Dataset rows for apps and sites
· · · · · · ·

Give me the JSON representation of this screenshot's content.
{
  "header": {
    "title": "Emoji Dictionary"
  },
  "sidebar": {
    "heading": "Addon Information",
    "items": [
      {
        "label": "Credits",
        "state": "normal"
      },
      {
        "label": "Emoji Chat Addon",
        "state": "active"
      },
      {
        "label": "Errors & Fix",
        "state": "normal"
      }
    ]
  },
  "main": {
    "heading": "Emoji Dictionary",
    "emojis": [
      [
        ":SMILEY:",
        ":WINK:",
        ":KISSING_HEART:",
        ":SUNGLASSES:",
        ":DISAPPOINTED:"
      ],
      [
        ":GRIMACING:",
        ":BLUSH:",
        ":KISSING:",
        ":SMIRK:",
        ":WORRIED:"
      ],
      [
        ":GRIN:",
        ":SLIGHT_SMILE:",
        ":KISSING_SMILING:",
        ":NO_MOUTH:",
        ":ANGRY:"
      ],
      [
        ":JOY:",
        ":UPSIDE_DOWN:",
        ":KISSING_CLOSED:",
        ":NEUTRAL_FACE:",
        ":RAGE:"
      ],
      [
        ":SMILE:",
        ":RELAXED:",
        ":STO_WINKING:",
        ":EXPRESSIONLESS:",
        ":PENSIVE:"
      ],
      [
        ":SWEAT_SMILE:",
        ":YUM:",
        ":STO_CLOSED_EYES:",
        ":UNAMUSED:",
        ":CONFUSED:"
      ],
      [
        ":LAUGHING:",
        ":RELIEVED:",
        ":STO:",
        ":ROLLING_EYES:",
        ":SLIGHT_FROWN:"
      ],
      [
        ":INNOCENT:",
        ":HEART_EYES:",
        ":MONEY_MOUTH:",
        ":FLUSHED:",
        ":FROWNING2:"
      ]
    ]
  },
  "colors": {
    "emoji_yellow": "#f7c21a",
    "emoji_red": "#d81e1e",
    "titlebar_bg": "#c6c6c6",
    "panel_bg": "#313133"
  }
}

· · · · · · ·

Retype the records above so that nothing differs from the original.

▶ _Expected output_:
Give me the JSON representation of this screenshot's content.
{
  "header": {
    "title": "Emoji Dictionary"
  },
  "sidebar": {
    "heading": "Addon Information",
    "items": [
      {
        "label": "Credits",
        "state": "normal"
      },
      {
        "label": "Emoji Chat Addon",
        "state": "active"
      },
      {
        "label": "Errors & Fix",
        "state": "normal"
      }
    ]
  },
  "main": {
    "heading": "Emoji Dictionary",
    "emojis": [
      [
        ":SMILEY:",
        ":WINK:",
        ":KISSING_HEART:",
        ":SUNGLASSES:",
        ":DISAPPOINTED:"
      ],
      [
        ":GRIMACING:",
        ":BLUSH:",
        ":KISSING:",
        ":SMIRK:",
        ":WORRIED:"
      ],
      [
        ":GRIN:",
        ":SLIGHT_SMILE:",
        ":KISSING_SMILING:",
        ":NO_MOUTH:",
        ":ANGRY:"
      ],
      [
        ":JOY:",
        ":UPSIDE_DOWN:",
        ":KISSING_CLOSED:",
        ":NEUTRAL_FACE:",
        ":RAGE:"
      ],
      [
        ":SMILE:",
        ":RELAXED:",
        ":STO_WINKING:",
        ":EXPRESSIONLESS:",
        ":PENSIVE:"
      ],
      [
        ":SWEAT_SMILE:",
        ":YUM:",
        ":STO_CLOSED_EYES:",
        ":UNAMUSED:",
        ":CONFUSED:"
      ],
      [
        ":LAUGHING:",
        ":RELIEVED:",
        ":STO:",
        ":ROLLING_EYES:",
        ":SLIGHT_FROWN:"
      ],
      [
        ":INNOCENT:",
        ":HEART_EYES:",
        ":MONEY_MOUTH:",
        ":FLUSHED:",
        ":FROWNING2:"
      ]
    ]
  },
  "colors": {
    "emoji_yellow": "#f7c21a",
    "emoji_red": "#d81e1e",
    "titlebar_bg": "#c6c6c6",
    "panel_bg": "#313133"
  }
}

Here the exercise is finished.